Element data from apps and pages
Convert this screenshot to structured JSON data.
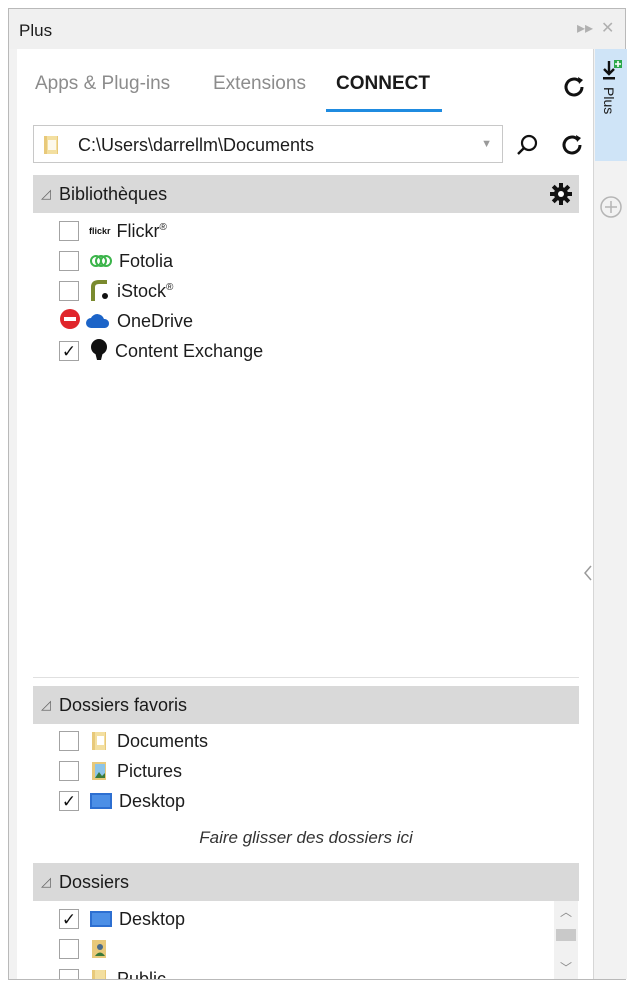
{
  "window": {
    "title": "Plus"
  },
  "tabs": [
    {
      "label": "Apps & Plug-ins"
    },
    {
      "label": "Extensions"
    },
    {
      "label": "CONNECT",
      "active": true
    }
  ],
  "pathbar": {
    "value": "C:\\Users\\darrellm\\Documents"
  },
  "libraries": {
    "header": "Bibliothèques",
    "items": [
      {
        "label": "Flickr",
        "sup": "®",
        "checked": false,
        "logo": "flickr"
      },
      {
        "label": "Fotolia",
        "sup": "",
        "checked": false,
        "logo": "fotolia"
      },
      {
        "label": "iStock",
        "sup": "®",
        "checked": false,
        "logo": "istock"
      },
      {
        "label": "OneDrive",
        "sup": "",
        "checked": false,
        "blocked": true,
        "logo": "onedrive"
      },
      {
        "label": "Content Exchange",
        "sup": "",
        "checked": true,
        "logo": "content-exchange"
      }
    ]
  },
  "favorites": {
    "header": "Dossiers favoris",
    "items": [
      {
        "label": "Documents",
        "checked": false
      },
      {
        "label": "Pictures",
        "checked": false
      },
      {
        "label": "Desktop",
        "checked": true
      }
    ],
    "drop_hint": "Faire glisser des dossiers ici"
  },
  "folders": {
    "header": "Dossiers",
    "items": [
      {
        "label": "Desktop",
        "checked": true
      },
      {
        "label": "",
        "checked": false
      },
      {
        "label": "Public",
        "checked": false
      }
    ]
  },
  "sidebar": {
    "tab_label": "Plus"
  },
  "colors": {
    "accent": "#1f8be0",
    "header_bg": "#d9d9d9",
    "sidebar_tab_bg": "#cfe4f7",
    "blocked_red": "#e0252b",
    "onedrive_blue": "#1c64c8"
  }
}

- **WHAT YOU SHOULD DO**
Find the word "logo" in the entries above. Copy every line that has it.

- **OUTPUT FOR THIS EXERCISE**
        "logo": "flickr"
        "logo": "fotolia"
        "logo": "istock"
        "logo": "onedrive"
        "logo": "content-exchange"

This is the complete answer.